■ Excerpted data
══════════════════════════════

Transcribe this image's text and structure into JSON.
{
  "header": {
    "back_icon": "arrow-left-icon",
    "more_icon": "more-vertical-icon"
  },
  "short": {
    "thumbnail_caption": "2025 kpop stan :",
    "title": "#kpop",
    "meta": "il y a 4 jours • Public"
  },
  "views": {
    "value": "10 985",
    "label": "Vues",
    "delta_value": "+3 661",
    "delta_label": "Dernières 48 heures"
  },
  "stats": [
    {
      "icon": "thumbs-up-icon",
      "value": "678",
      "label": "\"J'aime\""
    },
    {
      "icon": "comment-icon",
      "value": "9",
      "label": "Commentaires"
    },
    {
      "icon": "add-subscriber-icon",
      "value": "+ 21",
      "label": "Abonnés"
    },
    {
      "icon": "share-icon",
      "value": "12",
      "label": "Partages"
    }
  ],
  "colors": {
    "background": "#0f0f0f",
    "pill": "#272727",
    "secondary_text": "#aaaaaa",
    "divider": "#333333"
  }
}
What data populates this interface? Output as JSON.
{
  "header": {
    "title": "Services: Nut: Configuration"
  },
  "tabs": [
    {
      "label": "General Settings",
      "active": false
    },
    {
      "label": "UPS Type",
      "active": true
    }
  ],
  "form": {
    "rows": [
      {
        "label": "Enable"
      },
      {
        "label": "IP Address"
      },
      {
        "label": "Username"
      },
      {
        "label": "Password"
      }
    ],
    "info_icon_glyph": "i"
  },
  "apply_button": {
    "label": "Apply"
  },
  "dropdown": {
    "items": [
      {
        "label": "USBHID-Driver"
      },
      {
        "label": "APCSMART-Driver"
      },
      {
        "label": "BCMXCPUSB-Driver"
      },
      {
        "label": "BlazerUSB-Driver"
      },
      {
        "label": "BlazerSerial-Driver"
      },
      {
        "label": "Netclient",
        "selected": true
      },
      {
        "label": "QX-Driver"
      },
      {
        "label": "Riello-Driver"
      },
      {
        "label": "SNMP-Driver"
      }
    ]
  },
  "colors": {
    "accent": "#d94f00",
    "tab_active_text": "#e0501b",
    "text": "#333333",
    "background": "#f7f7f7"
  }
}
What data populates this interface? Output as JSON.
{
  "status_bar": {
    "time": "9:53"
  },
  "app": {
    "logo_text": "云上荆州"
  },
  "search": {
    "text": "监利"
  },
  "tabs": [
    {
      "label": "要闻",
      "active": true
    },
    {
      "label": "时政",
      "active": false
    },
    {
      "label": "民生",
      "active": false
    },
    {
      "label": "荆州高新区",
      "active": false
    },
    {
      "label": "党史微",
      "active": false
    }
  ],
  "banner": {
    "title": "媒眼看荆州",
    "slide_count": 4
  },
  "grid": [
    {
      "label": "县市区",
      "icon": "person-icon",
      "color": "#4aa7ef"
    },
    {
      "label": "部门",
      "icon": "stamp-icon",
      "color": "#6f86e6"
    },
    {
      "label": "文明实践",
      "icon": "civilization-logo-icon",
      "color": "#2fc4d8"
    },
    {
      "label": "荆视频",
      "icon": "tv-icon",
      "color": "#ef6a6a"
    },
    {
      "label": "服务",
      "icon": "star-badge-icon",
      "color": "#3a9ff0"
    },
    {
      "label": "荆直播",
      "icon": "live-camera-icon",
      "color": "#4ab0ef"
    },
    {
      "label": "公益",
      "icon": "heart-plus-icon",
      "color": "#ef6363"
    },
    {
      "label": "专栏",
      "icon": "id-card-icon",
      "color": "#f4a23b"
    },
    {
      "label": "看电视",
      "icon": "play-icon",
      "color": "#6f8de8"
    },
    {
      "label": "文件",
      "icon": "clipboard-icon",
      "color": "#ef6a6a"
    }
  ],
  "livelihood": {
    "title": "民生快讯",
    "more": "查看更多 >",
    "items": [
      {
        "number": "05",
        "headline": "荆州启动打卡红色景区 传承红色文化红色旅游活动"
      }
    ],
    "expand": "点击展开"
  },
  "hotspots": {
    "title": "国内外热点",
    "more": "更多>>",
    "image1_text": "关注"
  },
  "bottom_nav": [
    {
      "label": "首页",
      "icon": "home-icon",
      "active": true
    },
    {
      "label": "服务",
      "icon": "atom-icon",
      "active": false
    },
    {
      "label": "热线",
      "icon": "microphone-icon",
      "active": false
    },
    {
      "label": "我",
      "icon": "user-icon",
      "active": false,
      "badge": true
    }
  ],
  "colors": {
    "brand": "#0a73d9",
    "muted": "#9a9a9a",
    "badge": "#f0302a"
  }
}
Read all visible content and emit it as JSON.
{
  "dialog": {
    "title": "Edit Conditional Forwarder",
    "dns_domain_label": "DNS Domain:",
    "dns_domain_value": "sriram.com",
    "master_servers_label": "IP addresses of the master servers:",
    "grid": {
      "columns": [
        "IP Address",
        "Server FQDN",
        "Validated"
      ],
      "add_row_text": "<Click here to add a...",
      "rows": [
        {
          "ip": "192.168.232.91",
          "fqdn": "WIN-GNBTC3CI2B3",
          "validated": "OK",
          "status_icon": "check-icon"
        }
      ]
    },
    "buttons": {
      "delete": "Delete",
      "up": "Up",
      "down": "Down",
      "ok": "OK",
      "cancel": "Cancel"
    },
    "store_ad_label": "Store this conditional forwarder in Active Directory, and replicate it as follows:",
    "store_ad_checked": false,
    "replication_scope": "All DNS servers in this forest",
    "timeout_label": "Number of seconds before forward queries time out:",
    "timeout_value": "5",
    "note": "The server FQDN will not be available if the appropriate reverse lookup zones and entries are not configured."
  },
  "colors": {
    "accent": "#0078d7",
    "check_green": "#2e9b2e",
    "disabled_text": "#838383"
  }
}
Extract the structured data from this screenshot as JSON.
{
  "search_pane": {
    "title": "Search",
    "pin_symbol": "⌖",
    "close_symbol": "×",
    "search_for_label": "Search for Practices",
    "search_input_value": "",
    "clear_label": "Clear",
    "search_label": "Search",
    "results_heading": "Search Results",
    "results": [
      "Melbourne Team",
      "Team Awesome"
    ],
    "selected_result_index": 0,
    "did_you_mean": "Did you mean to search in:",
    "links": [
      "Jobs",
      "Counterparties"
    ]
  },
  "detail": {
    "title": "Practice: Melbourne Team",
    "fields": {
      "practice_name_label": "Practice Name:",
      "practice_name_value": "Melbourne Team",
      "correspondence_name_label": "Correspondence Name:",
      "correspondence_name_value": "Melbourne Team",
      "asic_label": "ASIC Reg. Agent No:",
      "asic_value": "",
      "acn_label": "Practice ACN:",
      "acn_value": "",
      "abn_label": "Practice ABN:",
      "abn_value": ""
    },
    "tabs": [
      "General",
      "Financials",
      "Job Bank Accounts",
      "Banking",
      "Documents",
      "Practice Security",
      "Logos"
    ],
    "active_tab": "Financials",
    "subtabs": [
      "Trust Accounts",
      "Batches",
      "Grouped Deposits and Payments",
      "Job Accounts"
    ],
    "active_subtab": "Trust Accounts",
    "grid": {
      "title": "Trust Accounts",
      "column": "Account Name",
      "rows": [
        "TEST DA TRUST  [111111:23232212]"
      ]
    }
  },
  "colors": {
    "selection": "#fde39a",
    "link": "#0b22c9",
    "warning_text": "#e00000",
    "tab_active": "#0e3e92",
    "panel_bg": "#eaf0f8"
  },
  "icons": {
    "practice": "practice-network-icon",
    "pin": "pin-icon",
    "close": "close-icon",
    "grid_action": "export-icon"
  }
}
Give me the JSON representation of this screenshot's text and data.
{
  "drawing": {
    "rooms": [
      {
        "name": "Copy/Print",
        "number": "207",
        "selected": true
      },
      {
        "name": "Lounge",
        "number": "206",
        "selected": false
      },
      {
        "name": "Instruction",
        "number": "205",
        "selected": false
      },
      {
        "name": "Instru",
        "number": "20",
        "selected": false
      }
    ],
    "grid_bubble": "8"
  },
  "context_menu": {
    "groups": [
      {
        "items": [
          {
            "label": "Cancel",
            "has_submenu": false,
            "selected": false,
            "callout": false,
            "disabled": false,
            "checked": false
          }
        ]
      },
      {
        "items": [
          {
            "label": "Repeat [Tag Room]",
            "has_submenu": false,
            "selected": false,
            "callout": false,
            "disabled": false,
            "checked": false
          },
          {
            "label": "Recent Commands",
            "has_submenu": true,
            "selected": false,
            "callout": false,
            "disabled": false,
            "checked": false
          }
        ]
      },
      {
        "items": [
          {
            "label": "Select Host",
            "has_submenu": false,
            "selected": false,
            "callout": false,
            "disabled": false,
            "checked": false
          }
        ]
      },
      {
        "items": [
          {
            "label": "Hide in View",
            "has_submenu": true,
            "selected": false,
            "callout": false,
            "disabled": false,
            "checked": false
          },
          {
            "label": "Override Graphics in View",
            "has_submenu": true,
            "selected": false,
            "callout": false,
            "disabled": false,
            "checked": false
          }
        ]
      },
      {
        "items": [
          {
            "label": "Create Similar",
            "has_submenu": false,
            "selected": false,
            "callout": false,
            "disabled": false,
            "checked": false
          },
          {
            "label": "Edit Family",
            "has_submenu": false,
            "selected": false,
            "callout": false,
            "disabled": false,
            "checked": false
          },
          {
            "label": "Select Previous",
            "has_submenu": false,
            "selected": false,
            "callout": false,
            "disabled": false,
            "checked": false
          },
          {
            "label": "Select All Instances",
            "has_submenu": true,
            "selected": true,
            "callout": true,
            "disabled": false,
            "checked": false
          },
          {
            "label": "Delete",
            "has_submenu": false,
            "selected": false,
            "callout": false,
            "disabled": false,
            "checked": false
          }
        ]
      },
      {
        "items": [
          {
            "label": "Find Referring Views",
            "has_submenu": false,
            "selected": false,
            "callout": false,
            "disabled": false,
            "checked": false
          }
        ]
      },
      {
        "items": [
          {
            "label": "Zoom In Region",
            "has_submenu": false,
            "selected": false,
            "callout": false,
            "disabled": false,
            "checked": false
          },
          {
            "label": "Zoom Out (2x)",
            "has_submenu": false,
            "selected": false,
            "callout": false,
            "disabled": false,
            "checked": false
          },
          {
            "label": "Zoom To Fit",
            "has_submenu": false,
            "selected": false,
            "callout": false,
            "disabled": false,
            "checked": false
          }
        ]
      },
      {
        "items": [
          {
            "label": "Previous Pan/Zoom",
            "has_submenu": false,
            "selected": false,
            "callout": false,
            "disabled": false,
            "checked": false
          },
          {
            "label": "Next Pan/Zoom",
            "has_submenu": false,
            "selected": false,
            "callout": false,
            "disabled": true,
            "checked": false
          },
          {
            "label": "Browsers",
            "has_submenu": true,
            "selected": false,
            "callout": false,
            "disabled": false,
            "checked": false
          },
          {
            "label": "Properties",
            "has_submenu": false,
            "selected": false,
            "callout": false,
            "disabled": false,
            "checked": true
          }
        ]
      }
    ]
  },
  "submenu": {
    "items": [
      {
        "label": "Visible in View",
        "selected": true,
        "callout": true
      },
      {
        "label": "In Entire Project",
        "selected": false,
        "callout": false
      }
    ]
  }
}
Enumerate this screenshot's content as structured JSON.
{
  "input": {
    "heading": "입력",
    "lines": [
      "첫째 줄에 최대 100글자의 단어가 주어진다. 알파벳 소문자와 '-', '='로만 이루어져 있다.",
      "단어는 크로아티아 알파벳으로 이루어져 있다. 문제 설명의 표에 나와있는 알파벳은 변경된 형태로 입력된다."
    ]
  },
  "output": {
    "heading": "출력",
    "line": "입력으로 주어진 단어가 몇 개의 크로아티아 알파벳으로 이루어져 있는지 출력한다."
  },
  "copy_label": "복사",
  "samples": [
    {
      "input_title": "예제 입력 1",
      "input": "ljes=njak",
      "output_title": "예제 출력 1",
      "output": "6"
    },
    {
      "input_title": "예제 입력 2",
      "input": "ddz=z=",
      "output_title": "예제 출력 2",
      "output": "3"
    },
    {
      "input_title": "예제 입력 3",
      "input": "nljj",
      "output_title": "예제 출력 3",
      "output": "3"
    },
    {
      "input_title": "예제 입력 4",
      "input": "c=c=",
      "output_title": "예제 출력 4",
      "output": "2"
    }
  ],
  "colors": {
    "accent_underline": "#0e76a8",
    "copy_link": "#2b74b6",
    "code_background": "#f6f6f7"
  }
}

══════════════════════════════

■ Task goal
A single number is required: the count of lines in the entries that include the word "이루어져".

■ Task solution
3